Excerpts from an interface dataset:
==*==

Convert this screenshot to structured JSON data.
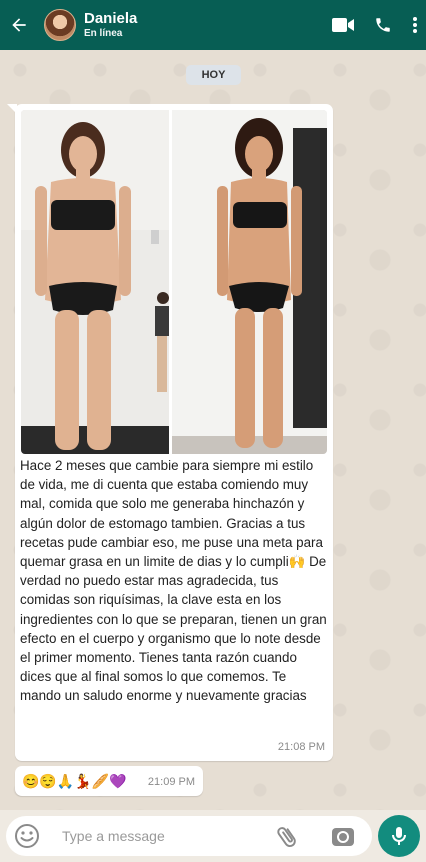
{
  "header": {
    "contact_name": "Daniela",
    "status": "En línea",
    "bg_color": "#075e54",
    "icons": [
      "back-arrow-icon",
      "video-call-icon",
      "phone-icon",
      "more-vert-icon"
    ]
  },
  "chat": {
    "date_chip": "HOY",
    "message": {
      "text": "Hace 2 meses que cambie para siempre mi estilo de vida, me di cuenta que estaba comiendo muy mal, comida que solo me generaba hinchazón y algún dolor de estomago tambien. Gracias a tus recetas pude cambiar eso, me puse una meta para quemar grasa en un limite de dias y lo cumpli🙌 De verdad no puedo estar mas agradecida, tus comidas son riquísimas, la clave esta en los ingredientes con lo que se preparan, tienen un gran efecto en el cuerpo y organismo que lo note desde el primer momento. Tienes tanta razón cuando dices que al final somos lo que comemos. Te mando un saludo enorme y nuevamente gracias",
      "time": "21:08 PM"
    },
    "emoji_message": {
      "emojis": "😊😌🙏💃🥖💜",
      "time": "21:09 PM"
    }
  },
  "input": {
    "placeholder": "Type a message",
    "accent": "#128c7e"
  }
}
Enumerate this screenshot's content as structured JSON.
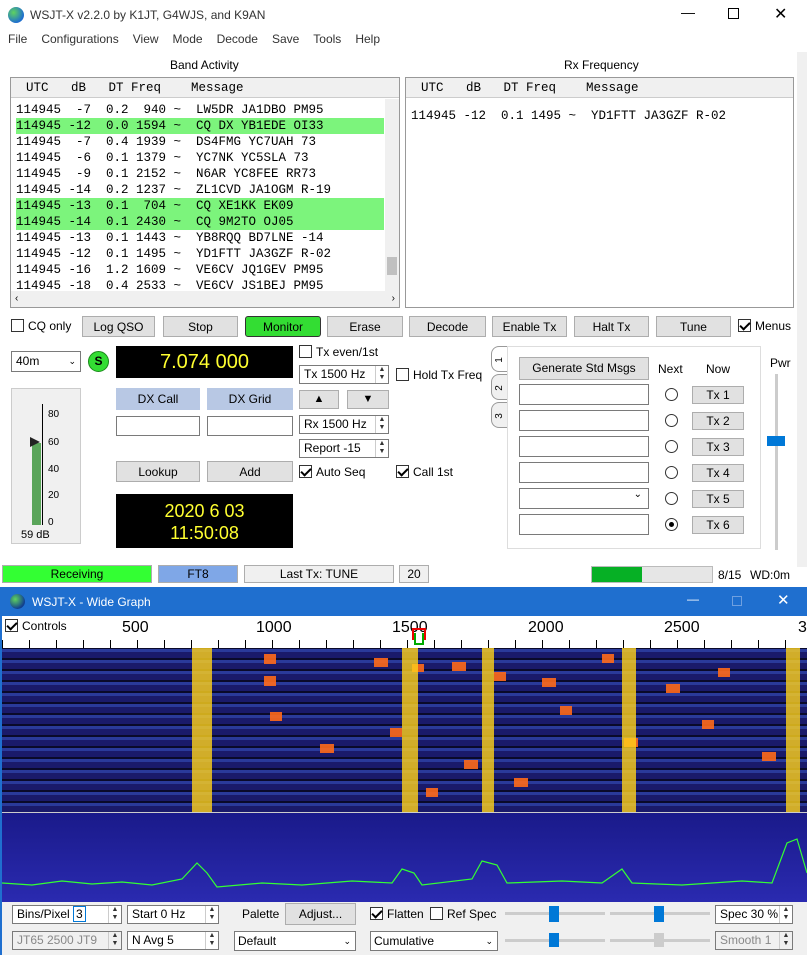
{
  "window": {
    "title": "WSJT-X   v2.2.0   by K1JT, G4WJS, and K9AN"
  },
  "menu": [
    "File",
    "Configurations",
    "View",
    "Mode",
    "Decode",
    "Save",
    "Tools",
    "Help"
  ],
  "band_activity": {
    "title": "Band Activity",
    "header": "  UTC   dB   DT Freq    Message",
    "rows": [
      {
        "text": "114945  -7  0.2  940 ~  LW5DR JA1DBO PM95",
        "hl": false
      },
      {
        "text": "114945 -12  0.0 1594 ~  CQ DX YB1EDE OI33",
        "hl": true
      },
      {
        "text": "114945  -7  0.4 1939 ~  DS4FMG YC7UAH 73",
        "hl": false
      },
      {
        "text": "114945  -6  0.1 1379 ~  YC7NK YC5SLA 73",
        "hl": false
      },
      {
        "text": "114945  -9  0.1 2152 ~  N6AR YC8FEE RR73",
        "hl": false
      },
      {
        "text": "114945 -14  0.2 1237 ~  ZL1CVD JA1OGM R-19",
        "hl": false
      },
      {
        "text": "114945 -13  0.1  704 ~  CQ XE1KK EK09",
        "hl": true
      },
      {
        "text": "114945 -14  0.1 2430 ~  CQ 9M2TO OJ05",
        "hl": true
      },
      {
        "text": "114945 -13  0.1 1443 ~  YB8RQQ BD7LNE -14",
        "hl": false
      },
      {
        "text": "114945 -12  0.1 1495 ~  YD1FTT JA3GZF R-02",
        "hl": false
      },
      {
        "text": "114945 -16  1.2 1609 ~  VE6CV JQ1GEV PM95",
        "hl": false
      },
      {
        "text": "114945 -18  0.4 2533 ~  VE6CV JS1BEJ PM95",
        "hl": false
      }
    ]
  },
  "rx_frequency": {
    "title": "Rx Frequency",
    "header": "  UTC   dB   DT Freq    Message",
    "rows": [
      "114945 -12  0.1 1495 ~  YD1FTT JA3GZF R-02"
    ]
  },
  "controls": {
    "cq_only": "CQ only",
    "log_qso": "Log QSO",
    "stop": "Stop",
    "monitor": "Monitor",
    "erase": "Erase",
    "decode": "Decode",
    "enable_tx": "Enable Tx",
    "halt_tx": "Halt Tx",
    "tune": "Tune",
    "menus": "Menus"
  },
  "band": "40m",
  "s_label": "S",
  "frequency": "7.074 000",
  "dx_call": "DX Call",
  "dx_grid": "DX Grid",
  "lookup": "Lookup",
  "add": "Add",
  "date": "2020 6 03",
  "time": "11:50:08",
  "level": {
    "label": "59 dB",
    "ticks": [
      "80",
      "60",
      "40",
      "20",
      "0"
    ],
    "value": 59
  },
  "tx_even": "Tx even/1st",
  "tx_freq": "Tx  1500  Hz",
  "rx_freq": "Rx  1500  Hz",
  "hold_tx": "Hold Tx Freq",
  "report": "Report -15",
  "auto_seq": "Auto Seq",
  "call_1st": "Call 1st",
  "tabs": [
    "1",
    "2",
    "3"
  ],
  "gen_std": "Generate Std Msgs",
  "next": "Next",
  "now": "Now",
  "tx_buttons": [
    "Tx 1",
    "Tx 2",
    "Tx 3",
    "Tx 4",
    "Tx 5",
    "Tx 6"
  ],
  "pwr": "Pwr",
  "statusbar": {
    "receiving": "Receiving",
    "mode": "FT8",
    "last_tx": "Last Tx: TUNE",
    "period": "20",
    "progress": "8/15",
    "wd": "WD:0m",
    "progress_frac": 0.42
  },
  "wide_graph": {
    "title": "WSJT-X - Wide Graph",
    "controls": "Controls",
    "scale": [
      "500",
      "1000",
      "1500",
      "2000",
      "2500",
      "3"
    ],
    "bins": "Bins/Pixel",
    "bins_val": "3",
    "start": "Start 0 Hz",
    "palette": "Palette",
    "adjust": "Adjust...",
    "flatten": "Flatten",
    "ref_spec": "Ref Spec",
    "spec": "Spec 30 %",
    "jt": "JT65  2500  JT9",
    "navg": "N Avg 5",
    "default": "Default",
    "cumulative": "Cumulative",
    "smooth": "Smooth  1"
  },
  "colors": {
    "highlight": "#7cf47c",
    "monitor": "#33dd33",
    "lcd": "#000000",
    "lcd_text": "#ffff30",
    "graph_title": "#1f6fcf"
  }
}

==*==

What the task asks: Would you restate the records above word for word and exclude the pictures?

Solved exercise:
Convert this screenshot to structured JSON data.
{
  "header": {
    "contact_name": "Daniela",
    "status": "En línea",
    "bg_color": "#075e54",
    "icons": [
      "back-arrow-icon",
      "video-call-icon",
      "phone-icon",
      "more-vert-icon"
    ]
  },
  "chat": {
    "date_chip": "HOY",
    "message": {
      "text": "Hace 2 meses que cambie para siempre mi estilo de vida, me di cuenta que estaba comiendo muy mal, comida que solo me generaba hinchazón y algún dolor de estomago tambien. Gracias a tus recetas pude cambiar eso, me puse una meta para quemar grasa en un limite de dias y lo cumpli🙌 De verdad no puedo estar mas agradecida, tus comidas son riquísimas, la clave esta en los ingredientes con lo que se preparan, tienen un gran efecto en el cuerpo y organismo que lo note desde el primer momento. Tienes tanta razón cuando dices que al final somos lo que comemos. Te mando un saludo enorme y nuevamente gracias",
      "time": "21:08 PM"
    },
    "emoji_message": {
      "emojis": "😊😌🙏💃🥖💜",
      "time": "21:09 PM"
    }
  },
  "input": {
    "placeholder": "Type a message",
    "accent": "#128c7e"
  }
}
Enumerate this screenshot's content as structured JSON.
{
  "window": {
    "title": "WSJT-X   v2.2.0   by K1JT, G4WJS, and K9AN"
  },
  "menu": [
    "File",
    "Configurations",
    "View",
    "Mode",
    "Decode",
    "Save",
    "Tools",
    "Help"
  ],
  "band_activity": {
    "title": "Band Activity",
    "header": "  UTC   dB   DT Freq    Message",
    "rows": [
      {
        "text": "114945  -7  0.2  940 ~  LW5DR JA1DBO PM95",
        "hl": false
      },
      {
        "text": "114945 -12  0.0 1594 ~  CQ DX YB1EDE OI33",
        "hl": true
      },
      {
        "text": "114945  -7  0.4 1939 ~  DS4FMG YC7UAH 73",
        "hl": false
      },
      {
        "text": "114945  -6  0.1 1379 ~  YC7NK YC5SLA 73",
        "hl": false
      },
      {
        "text": "114945  -9  0.1 2152 ~  N6AR YC8FEE RR73",
        "hl": false
      },
      {
        "text": "114945 -14  0.2 1237 ~  ZL1CVD JA1OGM R-19",
        "hl": false
      },
      {
        "text": "114945 -13  0.1  704 ~  CQ XE1KK EK09",
        "hl": true
      },
      {
        "text": "114945 -14  0.1 2430 ~  CQ 9M2TO OJ05",
        "hl": true
      },
      {
        "text": "114945 -13  0.1 1443 ~  YB8RQQ BD7LNE -14",
        "hl": false
      },
      {
        "text": "114945 -12  0.1 1495 ~  YD1FTT JA3GZF R-02",
        "hl": false
      },
      {
        "text": "114945 -16  1.2 1609 ~  VE6CV JQ1GEV PM95",
        "hl": false
      },
      {
        "text": "114945 -18  0.4 2533 ~  VE6CV JS1BEJ PM95",
        "hl": false
      }
    ]
  },
  "rx_frequency": {
    "title": "Rx Frequency",
    "header": "  UTC   dB   DT Freq    Message",
    "rows": [
      "114945 -12  0.1 1495 ~  YD1FTT JA3GZF R-02"
    ]
  },
  "controls": {
    "cq_only": "CQ only",
    "log_qso": "Log QSO",
    "stop": "Stop",
    "monitor": "Monitor",
    "erase": "Erase",
    "decode": "Decode",
    "enable_tx": "Enable Tx",
    "halt_tx": "Halt Tx",
    "tune": "Tune",
    "menus": "Menus"
  },
  "band": "40m",
  "s_label": "S",
  "frequency": "7.074 000",
  "dx_call": "DX Call",
  "dx_grid": "DX Grid",
  "lookup": "Lookup",
  "add": "Add",
  "date": "2020 6 03",
  "time": "11:50:08",
  "level": {
    "label": "59 dB",
    "ticks": [
      "80",
      "60",
      "40",
      "20",
      "0"
    ],
    "value": 59
  },
  "tx_even": "Tx even/1st",
  "tx_freq": "Tx  1500  Hz",
  "rx_freq": "Rx  1500  Hz",
  "hold_tx": "Hold Tx Freq",
  "report": "Report -15",
  "auto_seq": "Auto Seq",
  "call_1st": "Call 1st",
  "tabs": [
    "1",
    "2",
    "3"
  ],
  "gen_std": "Generate Std Msgs",
  "next": "Next",
  "now": "Now",
  "tx_buttons": [
    "Tx 1",
    "Tx 2",
    "Tx 3",
    "Tx 4",
    "Tx 5",
    "Tx 6"
  ],
  "pwr": "Pwr",
  "statusbar": {
    "receiving": "Receiving",
    "mode": "FT8",
    "last_tx": "Last Tx: TUNE",
    "period": "20",
    "progress": "8/15",
    "wd": "WD:0m",
    "progress_frac": 0.42
  },
  "wide_graph": {
    "title": "WSJT-X - Wide Graph",
    "controls": "Controls",
    "scale": [
      "500",
      "1000",
      "1500",
      "2000",
      "2500",
      "3"
    ],
    "bins": "Bins/Pixel",
    "bins_val": "3",
    "start": "Start 0 Hz",
    "palette": "Palette",
    "adjust": "Adjust...",
    "flatten": "Flatten",
    "ref_spec": "Ref Spec",
    "spec": "Spec 30 %",
    "jt": "JT65  2500  JT9",
    "navg": "N Avg 5",
    "default": "Default",
    "cumulative": "Cumulative",
    "smooth": "Smooth  1"
  },
  "colors": {
    "highlight": "#7cf47c",
    "monitor": "#33dd33",
    "lcd": "#000000",
    "lcd_text": "#ffff30",
    "graph_title": "#1f6fcf"
  }
}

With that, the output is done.